(YOUR INSTRUCTIONS): For every line in the records that has the word "login", make a copy.

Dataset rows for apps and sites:
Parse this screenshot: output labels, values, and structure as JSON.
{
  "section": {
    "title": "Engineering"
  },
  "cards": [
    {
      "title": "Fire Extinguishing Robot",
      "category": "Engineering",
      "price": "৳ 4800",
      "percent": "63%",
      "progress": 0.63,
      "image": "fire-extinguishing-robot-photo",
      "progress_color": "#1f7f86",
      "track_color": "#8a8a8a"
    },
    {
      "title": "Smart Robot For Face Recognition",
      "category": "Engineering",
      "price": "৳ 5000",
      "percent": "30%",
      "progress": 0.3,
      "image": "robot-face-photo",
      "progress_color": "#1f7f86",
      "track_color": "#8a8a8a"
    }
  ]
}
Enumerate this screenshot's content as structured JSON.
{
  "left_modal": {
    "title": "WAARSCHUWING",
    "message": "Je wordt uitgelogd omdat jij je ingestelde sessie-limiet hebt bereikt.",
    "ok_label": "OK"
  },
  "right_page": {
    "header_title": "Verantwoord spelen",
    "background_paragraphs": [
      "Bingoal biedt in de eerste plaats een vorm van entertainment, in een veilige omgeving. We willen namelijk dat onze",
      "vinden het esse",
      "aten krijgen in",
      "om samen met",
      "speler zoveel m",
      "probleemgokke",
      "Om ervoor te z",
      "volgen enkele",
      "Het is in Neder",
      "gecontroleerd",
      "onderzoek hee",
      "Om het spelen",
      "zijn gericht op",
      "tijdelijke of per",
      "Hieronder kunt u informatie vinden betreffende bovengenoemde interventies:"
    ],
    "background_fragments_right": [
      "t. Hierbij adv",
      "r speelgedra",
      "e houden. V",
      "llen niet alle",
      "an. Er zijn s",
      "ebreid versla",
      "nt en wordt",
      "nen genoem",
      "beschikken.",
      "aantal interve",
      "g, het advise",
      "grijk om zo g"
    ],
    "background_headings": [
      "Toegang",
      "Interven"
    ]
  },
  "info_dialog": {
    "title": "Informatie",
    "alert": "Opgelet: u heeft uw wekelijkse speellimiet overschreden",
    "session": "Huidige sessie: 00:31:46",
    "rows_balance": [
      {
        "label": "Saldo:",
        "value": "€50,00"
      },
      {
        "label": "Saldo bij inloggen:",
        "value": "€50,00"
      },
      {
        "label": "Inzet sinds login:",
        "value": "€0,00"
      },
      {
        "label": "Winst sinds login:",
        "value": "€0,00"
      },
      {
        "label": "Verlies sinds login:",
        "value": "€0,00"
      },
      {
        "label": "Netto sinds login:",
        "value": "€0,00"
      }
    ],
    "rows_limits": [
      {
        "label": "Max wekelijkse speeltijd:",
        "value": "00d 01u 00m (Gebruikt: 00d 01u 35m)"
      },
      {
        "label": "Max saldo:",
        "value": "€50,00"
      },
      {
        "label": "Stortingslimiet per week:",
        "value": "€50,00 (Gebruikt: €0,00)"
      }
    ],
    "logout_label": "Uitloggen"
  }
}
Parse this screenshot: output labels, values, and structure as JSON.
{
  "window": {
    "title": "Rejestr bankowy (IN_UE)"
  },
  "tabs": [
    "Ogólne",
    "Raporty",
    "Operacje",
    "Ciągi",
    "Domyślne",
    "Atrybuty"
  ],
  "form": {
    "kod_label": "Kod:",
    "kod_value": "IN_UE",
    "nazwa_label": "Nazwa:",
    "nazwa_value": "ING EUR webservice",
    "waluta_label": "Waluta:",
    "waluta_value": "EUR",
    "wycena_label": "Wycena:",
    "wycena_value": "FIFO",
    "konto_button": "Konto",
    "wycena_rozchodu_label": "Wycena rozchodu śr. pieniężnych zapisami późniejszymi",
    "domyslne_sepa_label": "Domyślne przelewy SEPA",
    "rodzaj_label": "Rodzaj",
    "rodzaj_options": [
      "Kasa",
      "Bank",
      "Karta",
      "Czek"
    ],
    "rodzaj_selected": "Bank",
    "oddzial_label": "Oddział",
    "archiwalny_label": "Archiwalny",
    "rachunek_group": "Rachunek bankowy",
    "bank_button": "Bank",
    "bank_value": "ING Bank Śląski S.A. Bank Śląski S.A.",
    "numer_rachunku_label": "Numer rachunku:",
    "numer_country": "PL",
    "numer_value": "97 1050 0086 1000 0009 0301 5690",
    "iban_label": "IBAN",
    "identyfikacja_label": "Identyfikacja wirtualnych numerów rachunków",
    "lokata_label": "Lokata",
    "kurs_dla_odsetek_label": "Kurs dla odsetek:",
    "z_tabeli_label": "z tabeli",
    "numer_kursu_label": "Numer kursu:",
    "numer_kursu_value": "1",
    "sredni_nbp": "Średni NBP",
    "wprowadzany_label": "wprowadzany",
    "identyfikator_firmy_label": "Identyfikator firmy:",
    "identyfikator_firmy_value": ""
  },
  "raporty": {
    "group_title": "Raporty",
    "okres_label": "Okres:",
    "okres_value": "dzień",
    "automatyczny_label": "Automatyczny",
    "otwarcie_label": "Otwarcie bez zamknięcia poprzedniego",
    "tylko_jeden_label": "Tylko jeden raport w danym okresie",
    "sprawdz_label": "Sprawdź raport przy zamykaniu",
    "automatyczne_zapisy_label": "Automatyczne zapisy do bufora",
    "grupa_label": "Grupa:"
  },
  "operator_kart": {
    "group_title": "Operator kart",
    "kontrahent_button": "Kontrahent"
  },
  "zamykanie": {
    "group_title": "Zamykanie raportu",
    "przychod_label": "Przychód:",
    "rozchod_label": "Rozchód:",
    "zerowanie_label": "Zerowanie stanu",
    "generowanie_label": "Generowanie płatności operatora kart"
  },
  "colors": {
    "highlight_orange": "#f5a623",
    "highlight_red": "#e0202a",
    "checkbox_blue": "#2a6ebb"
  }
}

(EXERCISE RESPONSE):
        "label": "Inzet sinds login:",
        "label": "Winst sinds login:",
        "label": "Verlies sinds login:",
        "label": "Netto sinds login:",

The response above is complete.